Increased oil and gas production has provided a variety of new revenue sources for local governments, in most cases helping them to cover the cost of increasing demands for their services, two Duke University researchers find.
Daniel Raimi and Richard G. Newell of the university’s Energy Initiative have spent the past year studying the "shale boom’s" impact on local government revenues and expenses in eight states that have seen a major increase in shale oil and gas production.
Their first report, released in May, found that the increased development has generally helped the public finances of local communities, providing new revenues and resources that usually – but not always – outweigh the increased demand for public services and other costs.
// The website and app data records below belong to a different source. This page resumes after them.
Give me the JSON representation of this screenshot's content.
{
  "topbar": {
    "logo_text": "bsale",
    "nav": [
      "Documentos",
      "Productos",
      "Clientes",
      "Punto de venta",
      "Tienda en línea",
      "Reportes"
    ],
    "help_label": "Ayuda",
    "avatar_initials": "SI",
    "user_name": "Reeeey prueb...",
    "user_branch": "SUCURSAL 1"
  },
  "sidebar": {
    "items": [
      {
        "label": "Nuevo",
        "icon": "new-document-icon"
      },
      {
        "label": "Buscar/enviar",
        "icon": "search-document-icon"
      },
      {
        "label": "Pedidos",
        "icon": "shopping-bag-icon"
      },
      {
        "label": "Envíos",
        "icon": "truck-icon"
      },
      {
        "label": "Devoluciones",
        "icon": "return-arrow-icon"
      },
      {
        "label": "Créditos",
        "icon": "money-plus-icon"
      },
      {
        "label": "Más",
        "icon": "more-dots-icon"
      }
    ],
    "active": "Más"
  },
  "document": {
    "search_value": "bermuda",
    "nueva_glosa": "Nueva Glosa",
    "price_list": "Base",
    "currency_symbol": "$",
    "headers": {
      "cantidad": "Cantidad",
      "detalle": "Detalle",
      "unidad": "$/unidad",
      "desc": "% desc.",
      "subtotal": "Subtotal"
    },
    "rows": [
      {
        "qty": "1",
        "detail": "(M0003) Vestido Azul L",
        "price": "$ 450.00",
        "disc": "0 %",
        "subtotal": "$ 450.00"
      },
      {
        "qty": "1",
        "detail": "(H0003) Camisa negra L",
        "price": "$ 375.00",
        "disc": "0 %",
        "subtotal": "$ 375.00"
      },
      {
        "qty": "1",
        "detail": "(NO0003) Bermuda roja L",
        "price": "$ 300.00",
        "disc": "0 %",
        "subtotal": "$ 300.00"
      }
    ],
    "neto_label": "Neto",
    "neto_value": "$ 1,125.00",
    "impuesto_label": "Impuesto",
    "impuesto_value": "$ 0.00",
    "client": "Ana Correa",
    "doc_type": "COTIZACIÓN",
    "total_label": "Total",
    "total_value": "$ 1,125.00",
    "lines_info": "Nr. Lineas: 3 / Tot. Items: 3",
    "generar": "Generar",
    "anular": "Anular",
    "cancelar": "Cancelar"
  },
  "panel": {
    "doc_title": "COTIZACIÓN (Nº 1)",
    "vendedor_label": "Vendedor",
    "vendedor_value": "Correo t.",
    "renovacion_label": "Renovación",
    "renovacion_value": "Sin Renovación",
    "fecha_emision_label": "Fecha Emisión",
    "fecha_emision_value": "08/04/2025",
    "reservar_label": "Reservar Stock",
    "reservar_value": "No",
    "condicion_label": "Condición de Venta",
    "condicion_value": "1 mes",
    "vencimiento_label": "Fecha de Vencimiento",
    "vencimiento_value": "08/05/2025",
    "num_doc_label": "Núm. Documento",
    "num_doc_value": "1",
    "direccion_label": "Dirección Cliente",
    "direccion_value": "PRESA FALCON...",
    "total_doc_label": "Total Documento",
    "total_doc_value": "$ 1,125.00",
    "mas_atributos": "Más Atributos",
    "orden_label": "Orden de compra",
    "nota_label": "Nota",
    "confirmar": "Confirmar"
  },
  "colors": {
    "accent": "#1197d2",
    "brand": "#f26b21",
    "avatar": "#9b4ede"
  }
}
"Local governments collect new revenues from a range of sources," Newell said. "In most cases – but not all – these new revenue sources have been enough to keep up with increased demands for services."
The new report, released Oct. 30, goes into greater detail about specific revenue sources and how they are distributed at the local level. Both reports may be downloaded on the project's webpage, which also includes an interactive map and a blog about sites visited during the research.